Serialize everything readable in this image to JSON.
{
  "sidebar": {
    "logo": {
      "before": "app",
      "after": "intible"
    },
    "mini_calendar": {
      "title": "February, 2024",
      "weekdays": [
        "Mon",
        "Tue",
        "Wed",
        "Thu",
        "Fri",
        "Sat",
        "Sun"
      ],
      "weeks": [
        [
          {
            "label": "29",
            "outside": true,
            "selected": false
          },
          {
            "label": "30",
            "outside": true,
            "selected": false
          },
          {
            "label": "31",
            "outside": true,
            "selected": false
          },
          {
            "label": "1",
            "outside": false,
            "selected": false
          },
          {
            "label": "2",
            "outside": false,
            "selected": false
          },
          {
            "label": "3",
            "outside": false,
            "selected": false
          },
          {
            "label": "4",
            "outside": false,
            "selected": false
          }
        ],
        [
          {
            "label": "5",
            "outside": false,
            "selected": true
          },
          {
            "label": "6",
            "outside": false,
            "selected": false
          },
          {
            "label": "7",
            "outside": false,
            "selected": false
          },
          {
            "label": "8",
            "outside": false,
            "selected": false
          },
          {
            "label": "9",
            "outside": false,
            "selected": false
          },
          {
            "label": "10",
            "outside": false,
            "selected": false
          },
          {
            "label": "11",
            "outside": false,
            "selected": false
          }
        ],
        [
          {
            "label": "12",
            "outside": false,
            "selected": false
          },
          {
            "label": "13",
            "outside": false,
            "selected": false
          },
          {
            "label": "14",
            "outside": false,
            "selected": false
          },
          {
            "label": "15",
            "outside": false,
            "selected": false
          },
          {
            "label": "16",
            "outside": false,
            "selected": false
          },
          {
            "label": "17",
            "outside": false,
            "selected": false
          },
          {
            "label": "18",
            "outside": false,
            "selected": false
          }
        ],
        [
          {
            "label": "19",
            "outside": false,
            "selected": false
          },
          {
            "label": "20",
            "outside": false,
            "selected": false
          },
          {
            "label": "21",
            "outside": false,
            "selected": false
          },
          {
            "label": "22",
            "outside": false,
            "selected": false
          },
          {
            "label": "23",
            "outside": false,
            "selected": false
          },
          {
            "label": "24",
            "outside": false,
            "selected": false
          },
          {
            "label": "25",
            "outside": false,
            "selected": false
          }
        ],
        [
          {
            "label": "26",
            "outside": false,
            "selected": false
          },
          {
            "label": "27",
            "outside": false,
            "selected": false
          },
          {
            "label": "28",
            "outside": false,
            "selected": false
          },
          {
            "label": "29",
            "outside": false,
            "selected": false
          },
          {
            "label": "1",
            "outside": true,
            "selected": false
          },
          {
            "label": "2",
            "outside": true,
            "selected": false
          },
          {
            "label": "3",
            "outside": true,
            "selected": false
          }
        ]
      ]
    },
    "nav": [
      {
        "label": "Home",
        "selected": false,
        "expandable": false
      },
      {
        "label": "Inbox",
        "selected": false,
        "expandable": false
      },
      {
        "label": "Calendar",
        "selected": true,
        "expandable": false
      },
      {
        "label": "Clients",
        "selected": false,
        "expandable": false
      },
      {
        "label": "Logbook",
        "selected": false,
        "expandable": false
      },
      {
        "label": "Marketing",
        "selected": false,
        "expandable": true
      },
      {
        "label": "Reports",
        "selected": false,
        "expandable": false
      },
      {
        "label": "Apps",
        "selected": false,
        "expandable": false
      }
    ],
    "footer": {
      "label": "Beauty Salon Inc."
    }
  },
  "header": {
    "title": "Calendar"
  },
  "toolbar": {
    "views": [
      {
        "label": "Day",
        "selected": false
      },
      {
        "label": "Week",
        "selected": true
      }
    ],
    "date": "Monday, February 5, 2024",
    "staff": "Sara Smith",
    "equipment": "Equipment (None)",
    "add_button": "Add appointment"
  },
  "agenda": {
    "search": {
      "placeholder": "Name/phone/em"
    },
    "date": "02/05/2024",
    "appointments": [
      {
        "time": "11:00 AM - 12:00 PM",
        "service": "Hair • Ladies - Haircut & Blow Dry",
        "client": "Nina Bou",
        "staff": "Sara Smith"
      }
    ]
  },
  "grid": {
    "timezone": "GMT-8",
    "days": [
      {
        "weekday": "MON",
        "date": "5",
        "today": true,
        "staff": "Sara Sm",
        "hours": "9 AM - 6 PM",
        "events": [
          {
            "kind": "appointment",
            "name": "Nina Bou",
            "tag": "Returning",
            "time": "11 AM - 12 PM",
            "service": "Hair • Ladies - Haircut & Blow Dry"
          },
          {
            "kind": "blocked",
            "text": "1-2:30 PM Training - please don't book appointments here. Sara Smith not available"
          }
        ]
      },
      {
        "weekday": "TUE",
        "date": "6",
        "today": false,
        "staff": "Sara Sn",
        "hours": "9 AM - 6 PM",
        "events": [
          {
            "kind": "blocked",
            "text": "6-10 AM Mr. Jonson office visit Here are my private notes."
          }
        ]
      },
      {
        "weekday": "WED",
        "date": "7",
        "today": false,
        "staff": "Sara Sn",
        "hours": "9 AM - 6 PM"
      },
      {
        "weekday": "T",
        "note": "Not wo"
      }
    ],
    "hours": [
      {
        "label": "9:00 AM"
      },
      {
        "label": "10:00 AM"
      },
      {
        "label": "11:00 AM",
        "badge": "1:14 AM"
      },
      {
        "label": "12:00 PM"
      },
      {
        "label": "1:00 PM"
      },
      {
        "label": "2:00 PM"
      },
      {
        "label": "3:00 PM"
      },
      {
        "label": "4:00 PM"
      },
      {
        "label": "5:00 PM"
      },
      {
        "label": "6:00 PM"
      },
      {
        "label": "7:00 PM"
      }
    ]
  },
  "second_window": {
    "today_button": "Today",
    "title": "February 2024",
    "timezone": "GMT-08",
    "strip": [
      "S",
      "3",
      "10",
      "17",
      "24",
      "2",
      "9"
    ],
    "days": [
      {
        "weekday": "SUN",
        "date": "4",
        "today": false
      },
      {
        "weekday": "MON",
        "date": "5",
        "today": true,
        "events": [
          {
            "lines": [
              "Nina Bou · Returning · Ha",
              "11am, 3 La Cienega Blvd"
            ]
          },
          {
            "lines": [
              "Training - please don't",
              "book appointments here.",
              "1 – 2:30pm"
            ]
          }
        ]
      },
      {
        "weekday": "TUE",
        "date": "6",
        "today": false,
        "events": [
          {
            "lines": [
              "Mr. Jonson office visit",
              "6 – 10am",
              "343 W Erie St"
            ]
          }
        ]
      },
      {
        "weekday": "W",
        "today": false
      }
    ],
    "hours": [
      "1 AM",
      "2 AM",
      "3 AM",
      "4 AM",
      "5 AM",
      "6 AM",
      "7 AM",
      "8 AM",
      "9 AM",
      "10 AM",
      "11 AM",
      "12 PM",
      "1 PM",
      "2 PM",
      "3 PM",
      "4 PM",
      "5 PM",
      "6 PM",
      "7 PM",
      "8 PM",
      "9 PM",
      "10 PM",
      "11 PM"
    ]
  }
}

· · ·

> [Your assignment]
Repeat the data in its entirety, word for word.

> [Reply to the exercise]
Serialize everything readable in this image to JSON.
{
  "sidebar": {
    "logo": {
      "before": "app",
      "after": "intible"
    },
    "mini_calendar": {
      "title": "February, 2024",
      "weekdays": [
        "Mon",
        "Tue",
        "Wed",
        "Thu",
        "Fri",
        "Sat",
        "Sun"
      ],
      "weeks": [
        [
          {
            "label": "29",
            "outside": true,
            "selected": false
          },
          {
            "label": "30",
            "outside": true,
            "selected": false
          },
          {
            "label": "31",
            "outside": true,
            "selected": false
          },
          {
            "label": "1",
            "outside": false,
            "selected": false
          },
          {
            "label": "2",
            "outside": false,
            "selected": false
          },
          {
            "label": "3",
            "outside": false,
            "selected": false
          },
          {
            "label": "4",
            "outside": false,
            "selected": false
          }
        ],
        [
          {
            "label": "5",
            "outside": false,
            "selected": true
          },
          {
            "label": "6",
            "outside": false,
            "selected": false
          },
          {
            "label": "7",
            "outside": false,
            "selected": false
          },
          {
            "label": "8",
            "outside": false,
            "selected": false
          },
          {
            "label": "9",
            "outside": false,
            "selected": false
          },
          {
            "label": "10",
            "outside": false,
            "selected": false
          },
          {
            "label": "11",
            "outside": false,
            "selected": false
          }
        ],
        [
          {
            "label": "12",
            "outside": false,
            "selected": false
          },
          {
            "label": "13",
            "outside": false,
            "selected": false
          },
          {
            "label": "14",
            "outside": false,
            "selected": false
          },
          {
            "label": "15",
            "outside": false,
            "selected": false
          },
          {
            "label": "16",
            "outside": false,
            "selected": false
          },
          {
            "label": "17",
            "outside": false,
            "selected": false
          },
          {
            "label": "18",
            "outside": false,
            "selected": false
          }
        ],
        [
          {
            "label": "19",
            "outside": false,
            "selected": false
          },
          {
            "label": "20",
            "outside": false,
            "selected": false
          },
          {
            "label": "21",
            "outside": false,
            "selected": false
          },
          {
            "label": "22",
            "outside": false,
            "selected": false
          },
          {
            "label": "23",
            "outside": false,
            "selected": false
          },
          {
            "label": "24",
            "outside": false,
            "selected": false
          },
          {
            "label": "25",
            "outside": false,
            "selected": false
          }
        ],
        [
          {
            "label": "26",
            "outside": false,
            "selected": false
          },
          {
            "label": "27",
            "outside": false,
            "selected": false
          },
          {
            "label": "28",
            "outside": false,
            "selected": false
          },
          {
            "label": "29",
            "outside": false,
            "selected": false
          },
          {
            "label": "1",
            "outside": true,
            "selected": false
          },
          {
            "label": "2",
            "outside": true,
            "selected": false
          },
          {
            "label": "3",
            "outside": true,
            "selected": false
          }
        ]
      ]
    },
    "nav": [
      {
        "label": "Home",
        "selected": false,
        "expandable": false
      },
      {
        "label": "Inbox",
        "selected": false,
        "expandable": false
      },
      {
        "label": "Calendar",
        "selected": true,
        "expandable": false
      },
      {
        "label": "Clients",
        "selected": false,
        "expandable": false
      },
      {
        "label": "Logbook",
        "selected": false,
        "expandable": false
      },
      {
        "label": "Marketing",
        "selected": false,
        "expandable": true
      },
      {
        "label": "Reports",
        "selected": false,
        "expandable": false
      },
      {
        "label": "Apps",
        "selected": false,
        "expandable": false
      }
    ],
    "footer": {
      "label": "Beauty Salon Inc."
    }
  },
  "header": {
    "title": "Calendar"
  },
  "toolbar": {
    "views": [
      {
        "label": "Day",
        "selected": false
      },
      {
        "label": "Week",
        "selected": true
      }
    ],
    "date": "Monday, February 5, 2024",
    "staff": "Sara Smith",
    "equipment": "Equipment (None)",
    "add_button": "Add appointment"
  },
  "agenda": {
    "search": {
      "placeholder": "Name/phone/em"
    },
    "date": "02/05/2024",
    "appointments": [
      {
        "time": "11:00 AM - 12:00 PM",
        "service": "Hair • Ladies - Haircut & Blow Dry",
        "client": "Nina Bou",
        "staff": "Sara Smith"
      }
    ]
  },
  "grid": {
    "timezone": "GMT-8",
    "days": [
      {
        "weekday": "MON",
        "date": "5",
        "today": true,
        "staff": "Sara Sm",
        "hours": "9 AM - 6 PM",
        "events": [
          {
            "kind": "appointment",
            "name": "Nina Bou",
            "tag": "Returning",
            "time": "11 AM - 12 PM",
            "service": "Hair • Ladies - Haircut & Blow Dry"
          },
          {
            "kind": "blocked",
            "text": "1-2:30 PM Training - please don't book appointments here. Sara Smith not available"
          }
        ]
      },
      {
        "weekday": "TUE",
        "date": "6",
        "today": false,
        "staff": "Sara Sn",
        "hours": "9 AM - 6 PM",
        "events": [
          {
            "kind": "blocked",
            "text": "6-10 AM Mr. Jonson office visit Here are my private notes."
          }
        ]
      },
      {
        "weekday": "WED",
        "date": "7",
        "today": false,
        "staff": "Sara Sn",
        "hours": "9 AM - 6 PM"
      },
      {
        "weekday": "T",
        "note": "Not wo"
      }
    ],
    "hours": [
      {
        "label": "9:00 AM"
      },
      {
        "label": "10:00 AM"
      },
      {
        "label": "11:00 AM",
        "badge": "1:14 AM"
      },
      {
        "label": "12:00 PM"
      },
      {
        "label": "1:00 PM"
      },
      {
        "label": "2:00 PM"
      },
      {
        "label": "3:00 PM"
      },
      {
        "label": "4:00 PM"
      },
      {
        "label": "5:00 PM"
      },
      {
        "label": "6:00 PM"
      },
      {
        "label": "7:00 PM"
      }
    ]
  },
  "second_window": {
    "today_button": "Today",
    "title": "February 2024",
    "timezone": "GMT-08",
    "strip": [
      "S",
      "3",
      "10",
      "17",
      "24",
      "2",
      "9"
    ],
    "days": [
      {
        "weekday": "SUN",
        "date": "4",
        "today": false
      },
      {
        "weekday": "MON",
        "date": "5",
        "today": true,
        "events": [
          {
            "lines": [
              "Nina Bou · Returning · Ha",
              "11am, 3 La Cienega Blvd"
            ]
          },
          {
            "lines": [
              "Training - please don't",
              "book appointments here.",
              "1 – 2:30pm"
            ]
          }
        ]
      },
      {
        "weekday": "TUE",
        "date": "6",
        "today": false,
        "events": [
          {
            "lines": [
              "Mr. Jonson office visit",
              "6 – 10am",
              "343 W Erie St"
            ]
          }
        ]
      },
      {
        "weekday": "W",
        "today": false
      }
    ],
    "hours": [
      "1 AM",
      "2 AM",
      "3 AM",
      "4 AM",
      "5 AM",
      "6 AM",
      "7 AM",
      "8 AM",
      "9 AM",
      "10 AM",
      "11 AM",
      "12 PM",
      "1 PM",
      "2 PM",
      "3 PM",
      "4 PM",
      "5 PM",
      "6 PM",
      "7 PM",
      "8 PM",
      "9 PM",
      "10 PM",
      "11 PM"
    ]
  }
}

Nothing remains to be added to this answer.